The term middleware is defined by one's point of view. It is used to describe a broad array of tools and data that help applications use networked resources and services. Some tools, such as authentication and directories, are in all categorizations. Other services, such as coscheduling of networked resources, secure multicast, object brokering and messaging, are the major middleware interests of particular communities, such as scientific researchers and business systems vendors. One definition that reflects this breadth of meaning is "Middleware is the intersection of the stuff that network engineers don't want to do with the stuff that applications developers don't want to do."
Why is middleware important?
Middleware has emerged as a critical second level of an enterprise IT infrastructure, sitting on top of the network level. The need for middleware stems from the increasing growth in the number of applications, in the customizations within those applications and the number of locations in our environments; these and other factors now require that a set of core data and services be moved from their multiple instances into a centralized institutional offering. This central provision of service eases application development, increases robustness, assists data management, and provides overall operating efficiencies.
Okay, so it is important. Lots of things are these days. Why is it urgent? There are several drivers bringing middleware to campus; Advanced scientific computing environments such as PACI are placing requirements on campus researchers for middleware services such as authentication and directories. Library projects such as the UCOP/Columbia certificate project will be extending across a broader higher ed community . The Federal government is preparing requirements for digital signatures for student loan forms.
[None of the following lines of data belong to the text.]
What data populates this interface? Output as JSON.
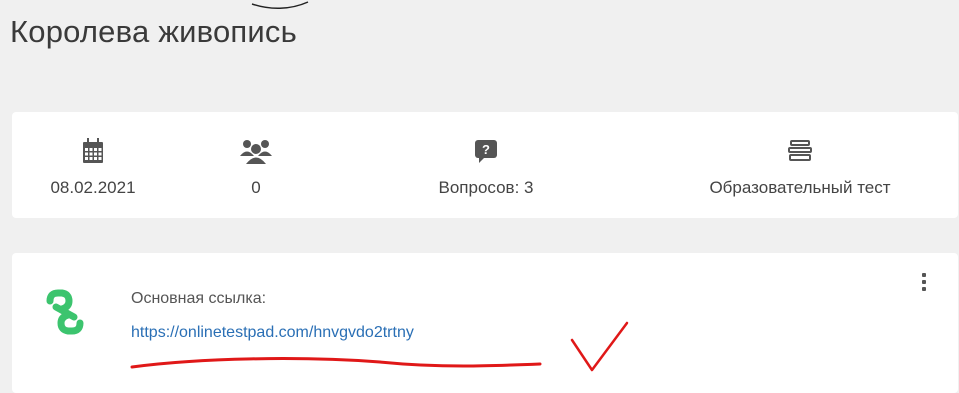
{
  "page": {
    "title": "Королева живопись"
  },
  "stats": [
    {
      "icon": "calendar-icon",
      "value": "08.02.2021"
    },
    {
      "icon": "users-icon",
      "value": "0"
    },
    {
      "icon": "question-icon",
      "value": "Вопросов: 3"
    },
    {
      "icon": "books-icon",
      "value": "Образовательный тест"
    }
  ],
  "link": {
    "icon": "link-icon",
    "label": "Основная ссылка:",
    "url": "https://onlinetestpad.com/hnvgvdo2trtny",
    "menu_icon": "more-vertical-icon"
  },
  "colors": {
    "background": "#f0f0f0",
    "card": "#ffffff",
    "link": "#2a6fb5",
    "link_icon": "#3cc46e",
    "icon": "#555555",
    "annotation": "#e01818"
  }
}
New versions of software, such as Windows 2000, come with the tools to build ad hoc middleware components. What is...